Seed mass (SM) is a core functional trait of plant species. Thus, information of the effect of grazing and nitrogen addition on the occurrence of species with different SMs can help us understand the influence of grazing and fertilization on survival of species and community assembly. In alpine meadows with different grazing and nitrogen addition treatments on the eastern Tibet Plateau, we measured SM and plant height (H) of the most common plants and conducted a series of quadrat surveys. Overall, grazing promoted survival of small-seeded species, while fertilization suppressed their survival. At the community level, moderate grazing reduced the average community weighted mean (CWM) of SM and increased the coefficient of variation (CV) of SM. However, there was no significant difference between the functional diversity (FDrao, calculated as Rao's index) of SM in grazed and nongrazed meadows. Nitrogen addition significantly increased the CWM of SM, had a marginally significant effect on FDrao of SM, but had no significant effect on CV of SM. The impact of gazing and fertilization on occurrence of species with different SMs can be explained by their effect on vegetation height. From the perspective of SM selection, our study helps clarify the mechanism of species diversity loss due to fertilization, and that of species diversity increase by moderate grazing.
|Science of the Total Environment
|Published - Sep 10 2022
Bibliographical noteFunding Information:
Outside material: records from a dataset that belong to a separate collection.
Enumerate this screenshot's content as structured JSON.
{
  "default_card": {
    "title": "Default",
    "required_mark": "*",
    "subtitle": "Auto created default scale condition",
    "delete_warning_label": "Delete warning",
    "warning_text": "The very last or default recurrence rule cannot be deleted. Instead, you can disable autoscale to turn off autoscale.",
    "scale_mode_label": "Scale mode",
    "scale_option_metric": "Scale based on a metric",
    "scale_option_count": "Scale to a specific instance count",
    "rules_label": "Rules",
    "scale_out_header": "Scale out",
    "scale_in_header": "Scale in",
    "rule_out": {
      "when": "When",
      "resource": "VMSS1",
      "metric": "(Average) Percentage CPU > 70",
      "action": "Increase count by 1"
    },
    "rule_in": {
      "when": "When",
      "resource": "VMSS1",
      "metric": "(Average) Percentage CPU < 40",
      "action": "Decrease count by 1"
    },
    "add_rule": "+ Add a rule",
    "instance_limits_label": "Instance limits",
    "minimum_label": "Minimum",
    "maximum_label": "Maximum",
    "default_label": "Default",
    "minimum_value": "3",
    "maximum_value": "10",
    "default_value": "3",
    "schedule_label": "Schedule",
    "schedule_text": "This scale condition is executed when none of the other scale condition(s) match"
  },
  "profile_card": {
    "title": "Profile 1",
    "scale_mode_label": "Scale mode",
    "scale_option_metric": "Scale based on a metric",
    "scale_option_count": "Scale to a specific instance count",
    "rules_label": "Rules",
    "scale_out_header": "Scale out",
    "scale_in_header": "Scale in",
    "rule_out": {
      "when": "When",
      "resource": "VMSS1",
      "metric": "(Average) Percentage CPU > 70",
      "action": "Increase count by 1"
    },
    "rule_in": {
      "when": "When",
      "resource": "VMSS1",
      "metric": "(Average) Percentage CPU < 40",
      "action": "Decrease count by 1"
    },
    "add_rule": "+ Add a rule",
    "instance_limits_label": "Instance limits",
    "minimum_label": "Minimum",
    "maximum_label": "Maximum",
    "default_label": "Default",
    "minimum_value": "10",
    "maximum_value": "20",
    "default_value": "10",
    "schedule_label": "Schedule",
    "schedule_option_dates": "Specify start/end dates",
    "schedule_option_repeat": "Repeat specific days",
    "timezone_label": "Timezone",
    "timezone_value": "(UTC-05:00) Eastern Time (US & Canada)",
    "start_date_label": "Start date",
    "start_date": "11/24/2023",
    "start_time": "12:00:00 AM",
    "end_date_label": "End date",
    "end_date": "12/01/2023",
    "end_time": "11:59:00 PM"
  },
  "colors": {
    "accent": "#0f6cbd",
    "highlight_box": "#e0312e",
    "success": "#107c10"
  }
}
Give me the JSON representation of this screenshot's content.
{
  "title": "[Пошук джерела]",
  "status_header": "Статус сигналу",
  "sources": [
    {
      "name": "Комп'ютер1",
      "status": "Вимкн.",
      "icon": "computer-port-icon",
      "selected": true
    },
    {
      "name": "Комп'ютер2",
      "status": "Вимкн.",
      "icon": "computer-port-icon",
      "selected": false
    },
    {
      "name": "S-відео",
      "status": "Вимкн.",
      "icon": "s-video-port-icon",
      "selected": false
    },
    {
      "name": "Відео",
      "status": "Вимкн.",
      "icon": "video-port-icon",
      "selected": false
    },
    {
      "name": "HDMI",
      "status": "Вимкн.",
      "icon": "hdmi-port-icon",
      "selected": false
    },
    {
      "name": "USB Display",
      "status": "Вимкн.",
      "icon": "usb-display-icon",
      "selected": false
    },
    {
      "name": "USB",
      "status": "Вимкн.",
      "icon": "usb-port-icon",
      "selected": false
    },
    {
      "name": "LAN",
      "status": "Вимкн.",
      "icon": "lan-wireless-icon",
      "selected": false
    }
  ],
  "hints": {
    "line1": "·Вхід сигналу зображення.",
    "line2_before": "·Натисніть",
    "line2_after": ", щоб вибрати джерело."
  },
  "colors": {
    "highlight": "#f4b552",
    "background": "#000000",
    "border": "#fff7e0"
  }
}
This work was funded by the NSFC (Grant numbers 31670437 , 31760132 , 32171518 , 31870412 , 41830321 , 32071532 ).
© 2022 Elsevier B.V.
- Alpine meadow
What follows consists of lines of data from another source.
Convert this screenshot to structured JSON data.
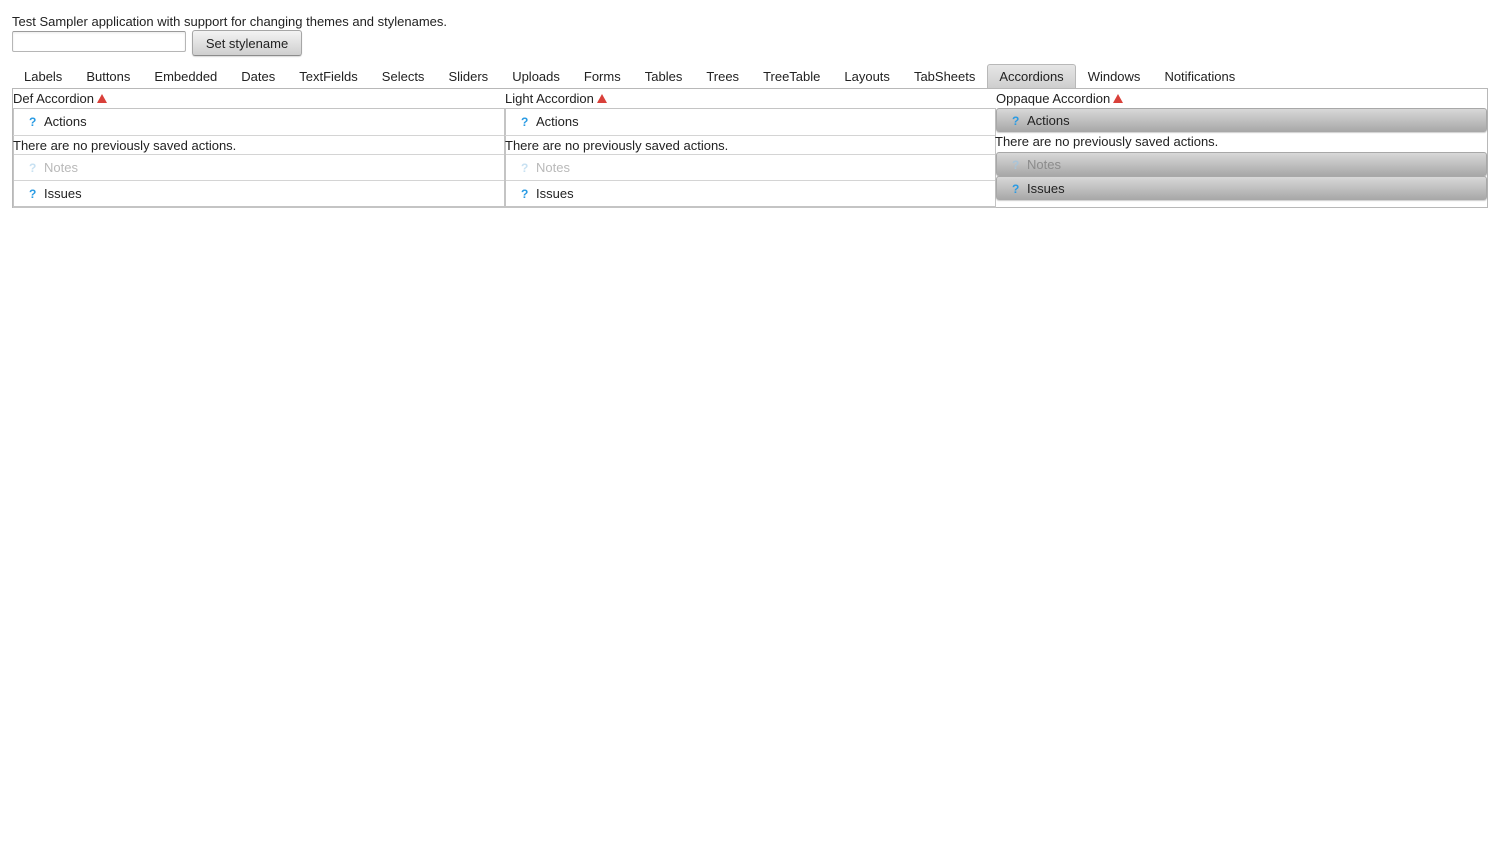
{
  "description": "Test Sampler application with support for changing themes and stylenames.",
  "stylename": {
    "value": "",
    "placeholder": "",
    "button_label": "Set stylename"
  },
  "tabs": [
    {
      "label": "Labels",
      "selected": false
    },
    {
      "label": "Buttons",
      "selected": false
    },
    {
      "label": "Embedded",
      "selected": false
    },
    {
      "label": "Dates",
      "selected": false
    },
    {
      "label": "TextFields",
      "selected": false
    },
    {
      "label": "Selects",
      "selected": false
    },
    {
      "label": "Sliders",
      "selected": false
    },
    {
      "label": "Uploads",
      "selected": false
    },
    {
      "label": "Forms",
      "selected": false
    },
    {
      "label": "Tables",
      "selected": false
    },
    {
      "label": "Trees",
      "selected": false
    },
    {
      "label": "TreeTable",
      "selected": false
    },
    {
      "label": "Layouts",
      "selected": false
    },
    {
      "label": "TabSheets",
      "selected": false
    },
    {
      "label": "Accordions",
      "selected": true
    },
    {
      "label": "Windows",
      "selected": false
    },
    {
      "label": "Notifications",
      "selected": false
    }
  ],
  "accordions": [
    {
      "title": "Def Accordion",
      "items": [
        {
          "caption": "Actions",
          "content": "There are no previously saved actions.",
          "disabled": false
        },
        {
          "caption": "Notes",
          "disabled": true
        },
        {
          "caption": "Issues",
          "disabled": false
        }
      ]
    },
    {
      "title": "Light Accordion",
      "items": [
        {
          "caption": "Actions",
          "content": "There are no previously saved actions.",
          "disabled": false
        },
        {
          "caption": "Notes",
          "disabled": true
        },
        {
          "caption": "Issues",
          "disabled": false
        }
      ]
    },
    {
      "title": "Oppaque Accordion",
      "items": [
        {
          "caption": "Actions",
          "content": "There are no previously saved actions.",
          "disabled": false
        },
        {
          "caption": "Notes",
          "disabled": true
        },
        {
          "caption": "Issues",
          "disabled": false
        }
      ]
    }
  ],
  "icons": {
    "caption_icon": "help-icon",
    "title_icon": "warning-icon",
    "help_glyph": "?"
  },
  "colors": {
    "help_icon": "#2a9be3",
    "warning": "#d9403a",
    "selected_tab": "#d4d4d4"
  }
}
- Nitrogen addition
- Seed mass
- Tibet plateau
ASJC Scopus subject areas
- Environmental Engineering
- Environmental Chemistry
- Waste Management and Disposal